A new report from the BFI in the UK highlights the contribution that the video sector makes to the economy, with analysis of VFX spun out for the first time. And the figures are fascinating.
First off, this is a story about interconnectedness. Just because this story is about the UK market doesn’t mean that its underlying message doesn’t apply to other countries involved heavily in the production sector around the world. And that message is simple: tax breaks work.
The new independent report from the BFI (British Film Institute) in the UK rather sets out its stall with the title: ‘Screen Business: How tax incentives help power economic growth across the UK’. But the figures it reveals are of an order that do tend to grab your attention.
Amongst other things, the report estimates that an estimated £632 million in tax relief seeded £3.16 billion in direct production spend in 2016 (the year with the last complete dataset). And, as a result, UK-made productions generated £7.9bn in overall economic contribution (GVA, or Gross Value Added), including £2bn in tax revenues.

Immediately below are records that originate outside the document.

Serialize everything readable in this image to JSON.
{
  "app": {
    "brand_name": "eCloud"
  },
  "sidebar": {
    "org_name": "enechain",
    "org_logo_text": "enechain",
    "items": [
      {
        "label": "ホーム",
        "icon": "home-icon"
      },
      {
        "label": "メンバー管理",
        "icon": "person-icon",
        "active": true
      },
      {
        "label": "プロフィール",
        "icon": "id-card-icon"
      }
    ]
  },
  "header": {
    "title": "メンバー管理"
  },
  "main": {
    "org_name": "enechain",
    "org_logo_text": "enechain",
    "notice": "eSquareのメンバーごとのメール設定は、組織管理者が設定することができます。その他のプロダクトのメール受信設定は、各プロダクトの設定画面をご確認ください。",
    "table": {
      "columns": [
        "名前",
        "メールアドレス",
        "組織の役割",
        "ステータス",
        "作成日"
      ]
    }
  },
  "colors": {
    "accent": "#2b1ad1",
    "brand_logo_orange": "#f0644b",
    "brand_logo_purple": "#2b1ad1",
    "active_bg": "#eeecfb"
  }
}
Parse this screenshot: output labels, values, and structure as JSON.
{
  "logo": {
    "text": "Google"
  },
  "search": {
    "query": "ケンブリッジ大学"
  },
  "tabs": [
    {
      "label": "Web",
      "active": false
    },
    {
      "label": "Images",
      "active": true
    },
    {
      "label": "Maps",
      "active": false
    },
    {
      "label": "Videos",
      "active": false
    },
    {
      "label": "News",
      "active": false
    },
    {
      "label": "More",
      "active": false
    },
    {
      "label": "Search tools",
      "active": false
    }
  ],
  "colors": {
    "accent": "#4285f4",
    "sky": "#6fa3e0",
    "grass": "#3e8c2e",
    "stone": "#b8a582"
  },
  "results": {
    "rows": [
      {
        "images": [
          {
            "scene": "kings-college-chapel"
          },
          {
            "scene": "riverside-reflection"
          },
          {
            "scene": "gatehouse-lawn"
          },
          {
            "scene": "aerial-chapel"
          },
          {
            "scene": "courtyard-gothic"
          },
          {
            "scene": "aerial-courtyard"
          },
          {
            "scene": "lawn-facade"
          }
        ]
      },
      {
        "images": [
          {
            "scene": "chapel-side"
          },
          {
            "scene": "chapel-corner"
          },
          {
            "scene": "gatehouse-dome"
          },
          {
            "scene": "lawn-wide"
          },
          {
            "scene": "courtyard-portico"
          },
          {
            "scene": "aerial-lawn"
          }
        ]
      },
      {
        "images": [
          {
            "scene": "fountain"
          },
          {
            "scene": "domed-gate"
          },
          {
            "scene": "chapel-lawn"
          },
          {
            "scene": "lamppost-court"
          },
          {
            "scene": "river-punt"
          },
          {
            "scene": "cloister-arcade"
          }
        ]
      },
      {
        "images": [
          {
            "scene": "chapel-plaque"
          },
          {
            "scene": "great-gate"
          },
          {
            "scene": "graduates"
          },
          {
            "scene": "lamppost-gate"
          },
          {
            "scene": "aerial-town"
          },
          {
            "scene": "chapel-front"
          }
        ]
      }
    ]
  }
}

Which, by our maths, means that tax breaks work and are even profitable for the government. Indeed, the BFI reckons that over four years the tax reliefs have driven a 63% growth in production spend and a 62% increase in employment across film, high-end television and animation television programmes. All of which is pretty impressive. And if you want to read the full report that breaks it down sector by sector, it’s available here: http://www.bfi.org.uk/screenbusiness

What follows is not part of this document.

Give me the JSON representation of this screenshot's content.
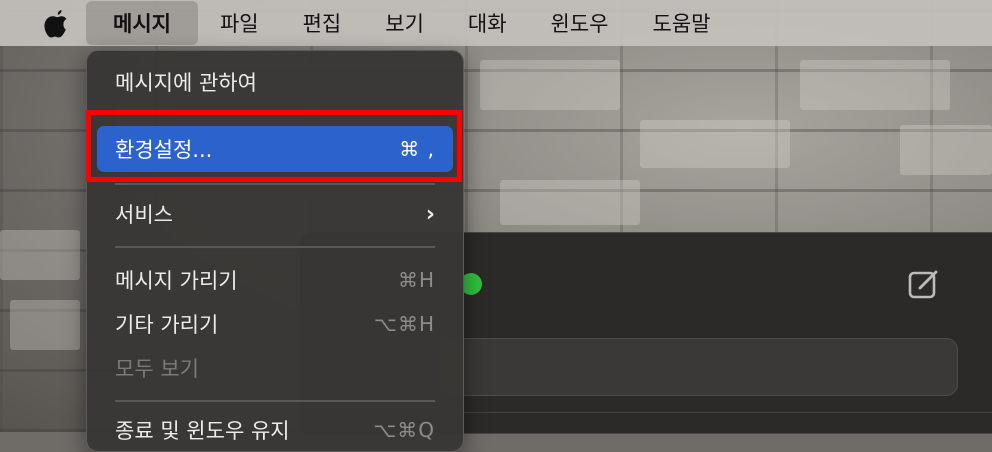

Very quickly though, let’s look at the figures for the VFX industry in the UK.
The report finds that the UK VFX industry directly employs 8,140 people, but supports a total of 17,490 jobs with the companies that supply goods and services to the VFX industry. Commercials VFX spend was £235.3 million compared to the film tax relief spend on VFX of £223.5 million and High-End TV spend of £50.6 million.
And once the VFX spend on commercials is added to the tax relief related overall GVA figures, the total value of VFX to the UK economy is estimated at £1.043 billion per year.
In truth that figure is likely to be higher still, as the industry has a) grown further since then and the wider economic and b) it was beyond the remit of the report to measure the GVA of VFX on commercials through increased sales and added brand value.
But as we said this is a story about interconnectedness. An increasingly global video production economy is able to choose where it wants to go, and the tax break situation is complex with differing countries and even regions within them vying to tempt productions their way. Northern Ireland, for instance, spent £13.75m on tax breaks for the first six series of Game of Thrones and has got back an estimated GVA of £146m — and counting. It’s a competitive market and, with Brexit looming, the UK production community is looking at the coming landscape with as much nervousness as optimism.